    hello! My 6th grade students are reading a novel called Frightful’s Mountain; the main character is a peregrine falcon. I found your site and my students have been watching Beauty for several weeks now. I read on your website that her first egg hatched March 30. We’ve read that a typical egg hatches after 31 days, so we thought an eyas would hatch last week. Can you give me an idea of when we can expect to see the eyases? We only have 14 more days of school so we’re hoping to see it happen before this date! Thank you so much for any information you can share!!!

  11. Alison in Indiana says:

    If the first egg was LAID on March 30th that does not mean so much. The counting of the 31 days (average) only starts when hard brooding begins and that would be when the second-to last egg was laid (4/4). I am certain a hatch will occur before school lets out. I am thinking some time this week.

  12. Alison in Indiana says:

    I have to amend what I said, Colette. Information on this site http://rfalconcam.com/rfc-main/lifecycle.php says incubation lasts 33-36 days after the last egg is laid. Nevertheless, our experience is that the count begins at the second to last egg and everyone who has expressed an opinion here, like the veterans of MANY seasons, Shaky and Dumpsterkitty, are saying this is the week!

  13. Carol P. says:

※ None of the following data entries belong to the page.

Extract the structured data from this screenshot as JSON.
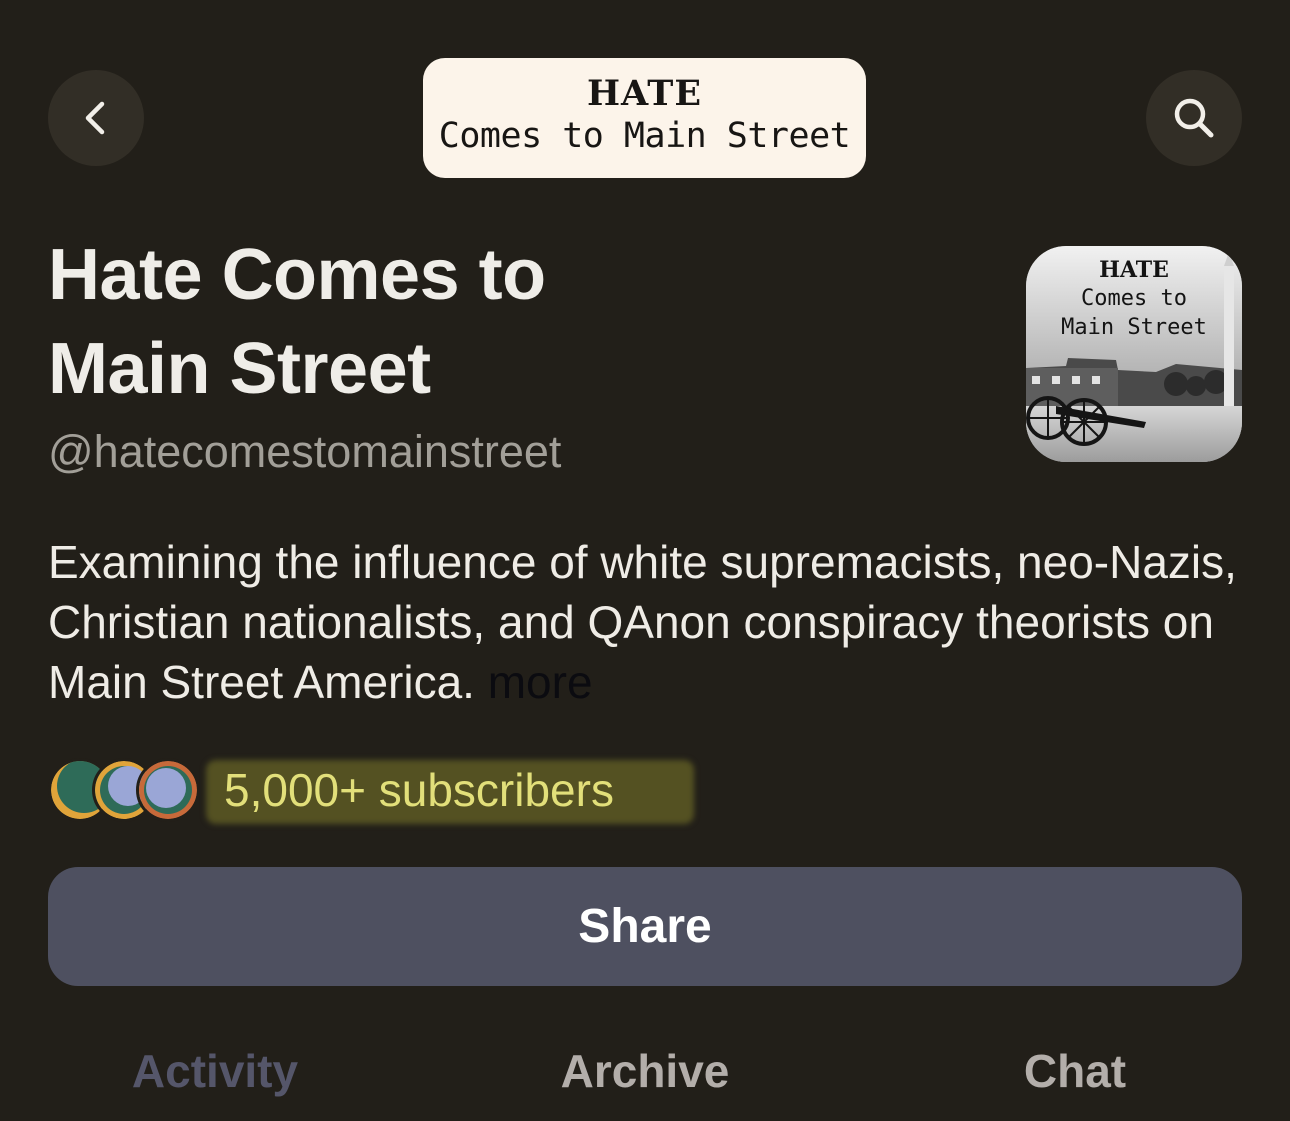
{
  "header": {
    "back_icon": "chevron-left-icon",
    "search_icon": "search-icon",
    "logo": {
      "line1": "HATE",
      "line2": "Comes to Main Street"
    }
  },
  "publication": {
    "title": "Hate Comes to Main Street",
    "handle": "@hatecomestomainstreet",
    "cover": {
      "line1": "HATE",
      "line2": "Comes to\nMain Street"
    },
    "description": "Examining the influence of white supremacists, neo-Nazis, Christian nationalists, and QAnon conspiracy theorists on Main Street America.",
    "more_label": "more",
    "subscribers_label": "5,000+ subscribers"
  },
  "share_label": "Share",
  "tabs": [
    {
      "label": "Activity",
      "active": true
    },
    {
      "label": "Archive",
      "active": false
    },
    {
      "label": "Chat",
      "active": false
    }
  ],
  "colors": {
    "background": "#221f19",
    "button": "#4e5060",
    "highlight": "#545122",
    "subscribers_text": "#e2df7a",
    "active_tab": "#55566a"
  }
}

    I hope you and your class are watching the live streaming video this morning Colette. One of the eggs have a pip. An Eyas should make an appearance very soon. :)